After finishing lunch, we caught a tram towards the ETH Zurich campus to check in with Sandro and Marcus and see if we could help get things setup. I read the map wrong and took us several blocks out of the way, and then we had a hard time finding the right building. In the end, we found where we were supposed to be, and helped setup power and network for the conference. (For the record, we’re in the CHB building, on floor D.) From there, we took the #10 tram back to the central station and the S7 train (in the direction of Winterthur) back to the hotel.
I’ve now caught up on a few more emails, made a quick call home to my wife, typed this blog post. Now I’m ready to call it a night. The conference begins at 9:00 in the morning, so I’d better get some sleep.
As many of you may well know, today was my first day as a new employee of Red Hat and as the new Fedora Project Leader. I spent the day today in “new hire orientation” meetings at Raleigh, which were interesting. I was impressed by how much time Red Hat took to make sure the new recruits understood the open source way, and where Fedora fits in the mix of things. Some of the highlights for me were Max Spevack explaining open source communities and their importance, and Michael Tiemann (one of my favorite speakers to listen to) giving an excellent presentation on how open source can be a transforming tool for information technology departments. We also spent time filling out paperwork and making sure we had all our ducks in a row, and ended the day with an ice-cream social. I’ll be in new hire orientation tomorrow as well, and then head directly to FUDCon Santiago tomorrow evening. Paul Frields has graciously agreed to help me get up to speed in my new role, which I especially appreciate since I’ll spend the next two weeks on the road.

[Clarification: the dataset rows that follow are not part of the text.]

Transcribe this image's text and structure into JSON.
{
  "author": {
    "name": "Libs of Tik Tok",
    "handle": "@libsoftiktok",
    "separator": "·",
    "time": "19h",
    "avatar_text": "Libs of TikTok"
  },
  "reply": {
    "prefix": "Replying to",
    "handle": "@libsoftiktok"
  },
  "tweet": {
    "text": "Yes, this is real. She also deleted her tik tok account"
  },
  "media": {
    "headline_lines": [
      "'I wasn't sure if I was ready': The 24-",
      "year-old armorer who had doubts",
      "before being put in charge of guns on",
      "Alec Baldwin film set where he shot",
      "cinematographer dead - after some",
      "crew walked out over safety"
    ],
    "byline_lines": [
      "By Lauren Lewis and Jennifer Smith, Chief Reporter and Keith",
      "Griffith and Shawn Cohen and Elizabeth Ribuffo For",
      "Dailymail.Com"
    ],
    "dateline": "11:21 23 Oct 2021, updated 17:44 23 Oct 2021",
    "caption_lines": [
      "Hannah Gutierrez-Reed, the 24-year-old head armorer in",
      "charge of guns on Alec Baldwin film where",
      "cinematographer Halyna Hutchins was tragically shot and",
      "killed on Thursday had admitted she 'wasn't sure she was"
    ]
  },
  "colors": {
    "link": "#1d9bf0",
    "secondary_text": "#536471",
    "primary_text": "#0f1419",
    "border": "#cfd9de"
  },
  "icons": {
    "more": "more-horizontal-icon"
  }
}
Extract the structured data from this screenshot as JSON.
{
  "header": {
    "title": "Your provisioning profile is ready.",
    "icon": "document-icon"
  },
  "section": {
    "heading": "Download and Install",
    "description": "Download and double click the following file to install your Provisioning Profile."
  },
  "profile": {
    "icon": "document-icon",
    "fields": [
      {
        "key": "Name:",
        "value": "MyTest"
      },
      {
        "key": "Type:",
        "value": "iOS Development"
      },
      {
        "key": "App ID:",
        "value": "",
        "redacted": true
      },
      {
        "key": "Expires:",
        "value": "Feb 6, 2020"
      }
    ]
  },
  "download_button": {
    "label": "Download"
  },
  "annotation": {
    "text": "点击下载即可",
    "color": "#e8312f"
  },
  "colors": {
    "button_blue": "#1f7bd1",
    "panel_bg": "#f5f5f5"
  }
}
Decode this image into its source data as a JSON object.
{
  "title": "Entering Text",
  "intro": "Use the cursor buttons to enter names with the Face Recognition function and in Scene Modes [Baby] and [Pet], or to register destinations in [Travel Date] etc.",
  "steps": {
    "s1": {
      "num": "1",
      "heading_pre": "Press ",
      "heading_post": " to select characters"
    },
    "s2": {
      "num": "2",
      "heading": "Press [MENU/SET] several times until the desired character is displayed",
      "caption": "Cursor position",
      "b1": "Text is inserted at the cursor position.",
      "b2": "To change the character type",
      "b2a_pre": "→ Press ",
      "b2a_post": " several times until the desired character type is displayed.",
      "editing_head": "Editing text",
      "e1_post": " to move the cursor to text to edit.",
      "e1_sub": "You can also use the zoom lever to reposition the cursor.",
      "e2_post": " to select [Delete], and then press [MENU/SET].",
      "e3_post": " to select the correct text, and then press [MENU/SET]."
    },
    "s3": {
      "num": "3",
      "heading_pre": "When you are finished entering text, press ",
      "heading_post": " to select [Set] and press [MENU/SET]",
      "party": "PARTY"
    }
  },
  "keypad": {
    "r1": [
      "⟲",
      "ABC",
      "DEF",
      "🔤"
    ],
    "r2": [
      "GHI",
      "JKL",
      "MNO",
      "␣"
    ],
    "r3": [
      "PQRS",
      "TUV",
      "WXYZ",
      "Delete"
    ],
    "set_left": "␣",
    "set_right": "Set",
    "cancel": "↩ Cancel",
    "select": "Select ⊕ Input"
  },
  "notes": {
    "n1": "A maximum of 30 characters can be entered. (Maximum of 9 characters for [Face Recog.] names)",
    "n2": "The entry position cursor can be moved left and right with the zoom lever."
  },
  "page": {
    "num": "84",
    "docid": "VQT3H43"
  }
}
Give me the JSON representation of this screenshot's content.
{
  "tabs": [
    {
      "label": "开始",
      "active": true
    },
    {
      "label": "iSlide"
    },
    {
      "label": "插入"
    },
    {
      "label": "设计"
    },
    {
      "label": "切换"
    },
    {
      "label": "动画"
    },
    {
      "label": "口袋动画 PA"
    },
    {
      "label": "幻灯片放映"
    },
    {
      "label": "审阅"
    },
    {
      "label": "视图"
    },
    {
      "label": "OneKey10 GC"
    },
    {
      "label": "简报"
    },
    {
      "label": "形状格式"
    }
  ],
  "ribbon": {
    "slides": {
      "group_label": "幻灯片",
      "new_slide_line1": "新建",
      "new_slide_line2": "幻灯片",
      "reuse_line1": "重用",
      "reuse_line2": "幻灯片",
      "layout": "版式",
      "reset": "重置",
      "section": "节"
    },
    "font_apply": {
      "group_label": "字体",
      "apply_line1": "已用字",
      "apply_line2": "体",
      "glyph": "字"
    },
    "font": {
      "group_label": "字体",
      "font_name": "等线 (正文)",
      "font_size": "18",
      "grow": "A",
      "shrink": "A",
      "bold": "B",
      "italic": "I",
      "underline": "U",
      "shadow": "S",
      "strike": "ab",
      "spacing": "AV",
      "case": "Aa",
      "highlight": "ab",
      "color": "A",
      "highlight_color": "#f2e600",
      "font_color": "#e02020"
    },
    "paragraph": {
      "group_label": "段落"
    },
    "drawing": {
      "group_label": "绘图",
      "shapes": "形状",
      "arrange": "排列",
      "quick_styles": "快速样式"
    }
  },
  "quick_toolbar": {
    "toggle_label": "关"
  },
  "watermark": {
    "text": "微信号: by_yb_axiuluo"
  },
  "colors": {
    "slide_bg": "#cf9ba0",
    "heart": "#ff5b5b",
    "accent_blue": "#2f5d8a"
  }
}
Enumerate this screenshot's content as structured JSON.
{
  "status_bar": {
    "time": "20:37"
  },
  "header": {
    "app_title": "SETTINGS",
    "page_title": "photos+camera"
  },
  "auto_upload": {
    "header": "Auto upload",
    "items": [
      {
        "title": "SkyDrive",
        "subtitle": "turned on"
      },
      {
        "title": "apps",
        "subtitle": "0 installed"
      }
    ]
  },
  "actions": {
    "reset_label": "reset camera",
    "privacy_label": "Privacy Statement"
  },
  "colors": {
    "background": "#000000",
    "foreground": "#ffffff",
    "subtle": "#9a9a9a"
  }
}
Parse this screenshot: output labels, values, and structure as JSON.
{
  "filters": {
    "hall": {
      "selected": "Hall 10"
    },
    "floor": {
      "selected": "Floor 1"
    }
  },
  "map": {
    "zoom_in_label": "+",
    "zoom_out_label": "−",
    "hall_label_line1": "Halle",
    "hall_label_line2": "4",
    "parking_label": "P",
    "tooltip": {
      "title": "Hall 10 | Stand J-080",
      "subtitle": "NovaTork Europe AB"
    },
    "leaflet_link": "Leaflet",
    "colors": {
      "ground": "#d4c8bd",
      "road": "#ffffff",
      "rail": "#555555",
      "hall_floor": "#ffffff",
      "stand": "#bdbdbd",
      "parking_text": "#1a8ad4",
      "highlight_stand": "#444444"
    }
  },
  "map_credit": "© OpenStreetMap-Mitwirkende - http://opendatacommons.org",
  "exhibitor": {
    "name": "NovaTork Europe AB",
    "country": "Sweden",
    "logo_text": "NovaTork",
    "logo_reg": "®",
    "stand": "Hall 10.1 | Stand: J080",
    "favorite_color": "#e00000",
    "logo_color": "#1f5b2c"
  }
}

This evening I also was able to start getting Fedora installed on my new laptop. I opted for a Lenovo T510, mostly because it had been years since I’d used a new ThinkPad, and I wanted to try something that was likely to be a bit outside of the mainstream. (I have this weird habit of finding the oddball hardware bugs in Fedora. Some people go out of their way to make sure their hardware is going to be compatible. As for me, I throw Fedora on weird hardware and see what breaks. Call me crazy…) This laptop is a bit bigger than most people would want to carry around, but I’m happy with it.
Paul Frields was kind enough to take a first stab at getting the laptop setup while I was still in my meetings. Apparently there’s an issue with the new VT-d feature (Virtualization Technology for Directed I/O) of the Intel chipsets, as Paul had to disable it in the BIOS to keep anaconda from crashing with what appeared to be memory-corruption issues. Once we got that tracked down and disabled in the BIOS, I threw Fedora on the machine and it’s been running great ever since. So far, everything has worked great. I was a little worried about how well this new wirless chip would be supported, but it’s working very well. I was even able to setup a quick ad-hoc wireless network for Paul to be able to connect his laptop through mine. Suspend/resume worked out of the box, as did the Nouveau driver. There’s a bit of funkiness with the reporting of the second battery, but I’ll do some more troubleshooting on that over the next few days and file a bug.
The day ended with an excellent sushi dinner (thanks Paul!), and now I’m back at the hotel getting more software installed on the laptop and working on presentations for FUDCon Chile and FISL. All in all, I can’t complain about my first day on the job!